Dataset items
• • • • •

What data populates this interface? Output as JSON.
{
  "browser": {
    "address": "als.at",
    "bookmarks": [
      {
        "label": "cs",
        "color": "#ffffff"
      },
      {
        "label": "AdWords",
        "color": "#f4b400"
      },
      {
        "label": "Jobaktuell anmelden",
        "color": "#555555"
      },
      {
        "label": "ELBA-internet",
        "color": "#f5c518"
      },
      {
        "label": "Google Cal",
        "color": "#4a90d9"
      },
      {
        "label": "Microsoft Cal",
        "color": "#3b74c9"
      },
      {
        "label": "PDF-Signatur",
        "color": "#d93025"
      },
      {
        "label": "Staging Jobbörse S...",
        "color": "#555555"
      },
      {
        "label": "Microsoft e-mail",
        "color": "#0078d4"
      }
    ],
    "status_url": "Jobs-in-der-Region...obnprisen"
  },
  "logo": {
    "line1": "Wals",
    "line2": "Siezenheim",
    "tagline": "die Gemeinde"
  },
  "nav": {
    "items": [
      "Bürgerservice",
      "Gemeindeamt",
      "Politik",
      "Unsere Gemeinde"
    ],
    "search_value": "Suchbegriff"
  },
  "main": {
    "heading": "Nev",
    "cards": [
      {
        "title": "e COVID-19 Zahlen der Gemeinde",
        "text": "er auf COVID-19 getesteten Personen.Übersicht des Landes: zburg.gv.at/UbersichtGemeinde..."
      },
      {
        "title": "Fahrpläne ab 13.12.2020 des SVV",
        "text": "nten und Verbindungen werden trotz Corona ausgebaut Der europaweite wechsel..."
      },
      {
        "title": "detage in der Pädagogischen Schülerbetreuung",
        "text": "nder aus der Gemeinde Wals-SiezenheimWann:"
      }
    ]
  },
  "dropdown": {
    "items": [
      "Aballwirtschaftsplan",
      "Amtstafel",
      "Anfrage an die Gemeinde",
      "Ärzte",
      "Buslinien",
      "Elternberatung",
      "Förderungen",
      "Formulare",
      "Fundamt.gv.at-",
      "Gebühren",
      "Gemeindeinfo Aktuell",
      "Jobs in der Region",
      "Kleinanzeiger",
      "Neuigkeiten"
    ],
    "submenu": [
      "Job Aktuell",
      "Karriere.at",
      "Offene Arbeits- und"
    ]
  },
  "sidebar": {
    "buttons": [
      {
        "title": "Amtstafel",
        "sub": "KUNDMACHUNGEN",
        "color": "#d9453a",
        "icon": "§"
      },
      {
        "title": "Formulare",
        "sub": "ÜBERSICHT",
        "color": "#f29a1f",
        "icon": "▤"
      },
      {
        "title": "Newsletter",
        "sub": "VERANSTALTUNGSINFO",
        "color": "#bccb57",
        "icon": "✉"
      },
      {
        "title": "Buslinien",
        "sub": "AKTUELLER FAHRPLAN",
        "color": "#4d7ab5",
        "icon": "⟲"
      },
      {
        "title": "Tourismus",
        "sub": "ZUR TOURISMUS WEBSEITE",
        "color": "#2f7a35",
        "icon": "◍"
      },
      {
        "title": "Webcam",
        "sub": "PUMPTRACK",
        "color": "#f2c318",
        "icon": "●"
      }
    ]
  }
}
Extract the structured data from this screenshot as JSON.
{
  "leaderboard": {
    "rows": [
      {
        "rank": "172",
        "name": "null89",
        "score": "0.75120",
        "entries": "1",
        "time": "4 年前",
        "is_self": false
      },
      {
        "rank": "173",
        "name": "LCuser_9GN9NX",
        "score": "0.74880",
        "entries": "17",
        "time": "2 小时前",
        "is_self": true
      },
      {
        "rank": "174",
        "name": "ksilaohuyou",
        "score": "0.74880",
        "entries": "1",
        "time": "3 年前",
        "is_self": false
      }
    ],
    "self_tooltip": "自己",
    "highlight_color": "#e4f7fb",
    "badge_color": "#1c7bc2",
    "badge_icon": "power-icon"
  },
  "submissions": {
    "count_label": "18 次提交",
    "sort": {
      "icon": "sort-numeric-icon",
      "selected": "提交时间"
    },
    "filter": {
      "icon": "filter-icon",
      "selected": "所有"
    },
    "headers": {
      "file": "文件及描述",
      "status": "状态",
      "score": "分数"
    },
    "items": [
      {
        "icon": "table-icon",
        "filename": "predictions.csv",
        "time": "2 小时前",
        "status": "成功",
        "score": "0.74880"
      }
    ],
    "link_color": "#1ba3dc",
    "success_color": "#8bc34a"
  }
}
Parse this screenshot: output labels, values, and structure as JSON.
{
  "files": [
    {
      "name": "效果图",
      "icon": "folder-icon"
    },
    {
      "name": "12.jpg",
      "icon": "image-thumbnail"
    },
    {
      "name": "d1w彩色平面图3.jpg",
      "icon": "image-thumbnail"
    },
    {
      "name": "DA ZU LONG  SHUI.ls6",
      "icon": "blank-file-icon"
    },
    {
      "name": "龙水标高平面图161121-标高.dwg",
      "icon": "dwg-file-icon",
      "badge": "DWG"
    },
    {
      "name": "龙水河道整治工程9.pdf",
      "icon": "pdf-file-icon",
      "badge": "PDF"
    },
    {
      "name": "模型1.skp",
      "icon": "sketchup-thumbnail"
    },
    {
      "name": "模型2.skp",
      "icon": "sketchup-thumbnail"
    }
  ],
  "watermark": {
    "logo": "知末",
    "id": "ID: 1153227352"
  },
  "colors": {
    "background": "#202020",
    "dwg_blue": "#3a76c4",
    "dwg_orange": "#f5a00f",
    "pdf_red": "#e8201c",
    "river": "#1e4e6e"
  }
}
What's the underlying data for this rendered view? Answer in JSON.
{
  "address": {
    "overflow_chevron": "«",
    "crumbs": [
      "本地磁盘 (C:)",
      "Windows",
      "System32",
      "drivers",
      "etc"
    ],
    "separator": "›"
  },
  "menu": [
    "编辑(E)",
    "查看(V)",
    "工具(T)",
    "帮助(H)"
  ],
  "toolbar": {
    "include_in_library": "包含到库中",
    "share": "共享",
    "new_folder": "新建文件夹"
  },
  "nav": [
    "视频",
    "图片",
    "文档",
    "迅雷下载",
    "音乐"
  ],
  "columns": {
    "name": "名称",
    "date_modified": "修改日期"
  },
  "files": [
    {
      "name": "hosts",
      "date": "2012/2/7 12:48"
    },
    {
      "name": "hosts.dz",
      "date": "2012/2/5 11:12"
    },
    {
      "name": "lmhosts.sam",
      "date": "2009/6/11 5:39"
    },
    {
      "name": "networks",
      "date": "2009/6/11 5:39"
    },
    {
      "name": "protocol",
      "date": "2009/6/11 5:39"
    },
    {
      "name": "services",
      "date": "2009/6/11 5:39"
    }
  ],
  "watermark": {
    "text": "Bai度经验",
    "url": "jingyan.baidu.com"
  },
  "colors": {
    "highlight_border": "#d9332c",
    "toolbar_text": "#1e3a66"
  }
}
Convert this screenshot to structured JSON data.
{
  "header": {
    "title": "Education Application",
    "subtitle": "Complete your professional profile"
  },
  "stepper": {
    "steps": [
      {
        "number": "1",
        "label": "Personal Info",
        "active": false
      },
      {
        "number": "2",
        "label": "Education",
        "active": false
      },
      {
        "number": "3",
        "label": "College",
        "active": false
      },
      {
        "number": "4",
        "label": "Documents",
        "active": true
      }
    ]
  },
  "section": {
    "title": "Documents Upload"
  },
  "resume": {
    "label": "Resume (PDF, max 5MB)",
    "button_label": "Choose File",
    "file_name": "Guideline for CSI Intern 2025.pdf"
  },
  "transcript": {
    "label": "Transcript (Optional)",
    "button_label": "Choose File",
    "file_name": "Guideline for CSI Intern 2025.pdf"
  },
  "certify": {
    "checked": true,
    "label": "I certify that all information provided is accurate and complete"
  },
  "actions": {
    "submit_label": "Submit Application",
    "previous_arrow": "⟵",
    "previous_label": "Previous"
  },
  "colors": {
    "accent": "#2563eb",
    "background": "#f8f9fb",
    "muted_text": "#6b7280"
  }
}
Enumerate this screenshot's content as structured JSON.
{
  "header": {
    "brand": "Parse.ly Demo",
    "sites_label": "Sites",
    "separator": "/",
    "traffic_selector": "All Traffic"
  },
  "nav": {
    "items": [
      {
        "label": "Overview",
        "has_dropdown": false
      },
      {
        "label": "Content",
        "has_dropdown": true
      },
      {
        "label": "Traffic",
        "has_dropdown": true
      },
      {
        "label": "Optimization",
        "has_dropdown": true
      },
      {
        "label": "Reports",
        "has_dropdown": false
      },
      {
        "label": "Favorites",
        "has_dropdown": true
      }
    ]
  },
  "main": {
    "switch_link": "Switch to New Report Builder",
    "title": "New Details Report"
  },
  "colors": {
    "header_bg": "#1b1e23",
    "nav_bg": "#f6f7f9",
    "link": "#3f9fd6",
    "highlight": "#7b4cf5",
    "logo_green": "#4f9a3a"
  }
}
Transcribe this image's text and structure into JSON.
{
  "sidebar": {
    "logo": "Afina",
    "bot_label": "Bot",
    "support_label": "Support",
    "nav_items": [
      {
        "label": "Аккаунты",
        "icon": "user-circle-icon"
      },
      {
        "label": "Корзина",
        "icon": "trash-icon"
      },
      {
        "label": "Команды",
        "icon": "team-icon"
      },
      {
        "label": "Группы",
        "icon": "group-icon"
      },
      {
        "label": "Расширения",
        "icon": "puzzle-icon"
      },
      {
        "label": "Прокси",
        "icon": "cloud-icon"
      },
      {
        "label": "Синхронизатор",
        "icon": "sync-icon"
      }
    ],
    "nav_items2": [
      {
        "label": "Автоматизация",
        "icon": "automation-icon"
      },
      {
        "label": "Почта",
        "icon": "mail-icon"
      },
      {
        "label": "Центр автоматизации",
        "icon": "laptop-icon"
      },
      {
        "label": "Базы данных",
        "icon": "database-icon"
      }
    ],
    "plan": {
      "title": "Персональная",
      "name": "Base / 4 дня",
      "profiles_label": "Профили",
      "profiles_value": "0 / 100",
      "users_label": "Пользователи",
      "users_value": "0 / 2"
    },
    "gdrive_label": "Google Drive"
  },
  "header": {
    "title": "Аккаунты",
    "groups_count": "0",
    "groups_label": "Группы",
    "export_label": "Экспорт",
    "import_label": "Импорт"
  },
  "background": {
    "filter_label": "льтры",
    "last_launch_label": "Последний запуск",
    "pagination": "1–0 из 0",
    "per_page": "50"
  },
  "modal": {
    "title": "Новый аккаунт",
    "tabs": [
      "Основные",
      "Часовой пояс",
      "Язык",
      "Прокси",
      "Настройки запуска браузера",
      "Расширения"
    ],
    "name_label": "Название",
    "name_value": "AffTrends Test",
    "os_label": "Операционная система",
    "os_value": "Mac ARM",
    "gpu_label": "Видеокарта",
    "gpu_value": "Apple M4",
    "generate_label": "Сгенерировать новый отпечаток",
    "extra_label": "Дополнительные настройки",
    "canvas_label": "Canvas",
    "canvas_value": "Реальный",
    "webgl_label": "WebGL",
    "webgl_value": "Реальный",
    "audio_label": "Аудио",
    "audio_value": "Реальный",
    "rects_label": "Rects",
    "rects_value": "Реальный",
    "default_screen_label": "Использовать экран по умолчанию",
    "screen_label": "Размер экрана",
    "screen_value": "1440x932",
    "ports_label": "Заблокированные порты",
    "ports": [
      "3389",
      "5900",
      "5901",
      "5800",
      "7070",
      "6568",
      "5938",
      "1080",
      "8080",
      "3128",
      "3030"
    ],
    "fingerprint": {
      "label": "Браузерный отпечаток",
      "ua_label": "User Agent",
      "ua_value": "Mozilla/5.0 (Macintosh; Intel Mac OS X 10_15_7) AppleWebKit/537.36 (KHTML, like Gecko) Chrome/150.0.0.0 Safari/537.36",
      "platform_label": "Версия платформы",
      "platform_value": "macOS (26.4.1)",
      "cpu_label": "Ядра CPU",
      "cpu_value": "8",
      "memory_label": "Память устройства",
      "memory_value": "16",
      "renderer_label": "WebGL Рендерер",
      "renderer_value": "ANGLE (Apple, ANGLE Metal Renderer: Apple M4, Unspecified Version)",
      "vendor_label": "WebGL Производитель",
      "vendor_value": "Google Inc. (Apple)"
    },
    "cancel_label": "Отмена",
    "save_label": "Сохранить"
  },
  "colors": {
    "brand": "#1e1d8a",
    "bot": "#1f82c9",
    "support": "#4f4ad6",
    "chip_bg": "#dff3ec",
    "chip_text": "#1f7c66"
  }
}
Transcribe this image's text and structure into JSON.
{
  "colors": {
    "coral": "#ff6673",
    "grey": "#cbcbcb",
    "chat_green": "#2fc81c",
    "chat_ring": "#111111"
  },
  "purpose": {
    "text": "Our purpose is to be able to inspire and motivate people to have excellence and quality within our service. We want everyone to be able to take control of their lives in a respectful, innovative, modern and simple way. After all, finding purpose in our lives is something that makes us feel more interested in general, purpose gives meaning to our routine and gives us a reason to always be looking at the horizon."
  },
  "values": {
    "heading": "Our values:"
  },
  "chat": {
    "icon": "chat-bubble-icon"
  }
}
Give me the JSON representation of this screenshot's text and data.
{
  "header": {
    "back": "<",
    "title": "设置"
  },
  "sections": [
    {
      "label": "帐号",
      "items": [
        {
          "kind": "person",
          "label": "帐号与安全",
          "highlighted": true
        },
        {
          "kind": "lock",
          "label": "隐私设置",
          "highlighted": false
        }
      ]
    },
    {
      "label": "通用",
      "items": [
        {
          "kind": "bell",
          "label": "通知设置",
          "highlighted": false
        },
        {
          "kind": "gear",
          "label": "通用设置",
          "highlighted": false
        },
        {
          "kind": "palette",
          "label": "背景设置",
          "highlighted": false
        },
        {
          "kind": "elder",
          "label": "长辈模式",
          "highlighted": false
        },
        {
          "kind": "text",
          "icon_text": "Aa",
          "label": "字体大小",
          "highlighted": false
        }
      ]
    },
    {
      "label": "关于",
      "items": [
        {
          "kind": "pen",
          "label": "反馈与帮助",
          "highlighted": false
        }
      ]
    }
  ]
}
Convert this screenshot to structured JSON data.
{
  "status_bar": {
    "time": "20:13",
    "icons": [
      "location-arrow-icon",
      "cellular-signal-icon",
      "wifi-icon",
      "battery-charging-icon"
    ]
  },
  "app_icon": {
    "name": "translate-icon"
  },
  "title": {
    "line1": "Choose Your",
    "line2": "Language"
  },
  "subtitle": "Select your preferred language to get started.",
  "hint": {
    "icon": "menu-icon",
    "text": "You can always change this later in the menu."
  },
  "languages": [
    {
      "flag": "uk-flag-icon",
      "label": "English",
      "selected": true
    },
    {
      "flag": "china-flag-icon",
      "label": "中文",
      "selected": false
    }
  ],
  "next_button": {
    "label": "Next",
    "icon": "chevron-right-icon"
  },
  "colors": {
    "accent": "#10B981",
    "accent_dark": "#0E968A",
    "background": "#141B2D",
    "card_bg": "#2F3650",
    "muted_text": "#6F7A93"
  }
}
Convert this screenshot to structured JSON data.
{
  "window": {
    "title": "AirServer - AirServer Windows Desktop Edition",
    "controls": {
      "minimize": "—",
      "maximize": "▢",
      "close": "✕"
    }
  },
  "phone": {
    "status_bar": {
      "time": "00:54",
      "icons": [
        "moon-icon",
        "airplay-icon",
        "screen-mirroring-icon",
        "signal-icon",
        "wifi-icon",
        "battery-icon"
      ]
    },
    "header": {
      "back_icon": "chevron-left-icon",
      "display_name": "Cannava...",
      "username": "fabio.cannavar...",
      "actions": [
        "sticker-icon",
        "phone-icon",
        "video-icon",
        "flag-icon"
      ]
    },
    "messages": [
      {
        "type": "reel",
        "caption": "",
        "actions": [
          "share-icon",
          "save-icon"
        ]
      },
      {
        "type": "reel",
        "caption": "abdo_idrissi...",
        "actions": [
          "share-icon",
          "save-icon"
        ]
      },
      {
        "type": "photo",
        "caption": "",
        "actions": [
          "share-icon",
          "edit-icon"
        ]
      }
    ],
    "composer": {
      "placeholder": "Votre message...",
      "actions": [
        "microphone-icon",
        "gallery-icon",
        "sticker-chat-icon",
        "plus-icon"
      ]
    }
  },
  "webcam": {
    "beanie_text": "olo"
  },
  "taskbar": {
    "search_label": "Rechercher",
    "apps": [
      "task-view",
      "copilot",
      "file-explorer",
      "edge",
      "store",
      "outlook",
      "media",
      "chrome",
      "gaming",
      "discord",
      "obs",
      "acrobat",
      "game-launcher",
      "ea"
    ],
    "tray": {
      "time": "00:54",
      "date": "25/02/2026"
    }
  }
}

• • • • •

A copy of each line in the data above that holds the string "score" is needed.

▸ **Task result**:
        "score": "0.75120",
        "score": "0.74880",
        "score": "0.74880",
      "score": "分数"
        "score": "0.74880"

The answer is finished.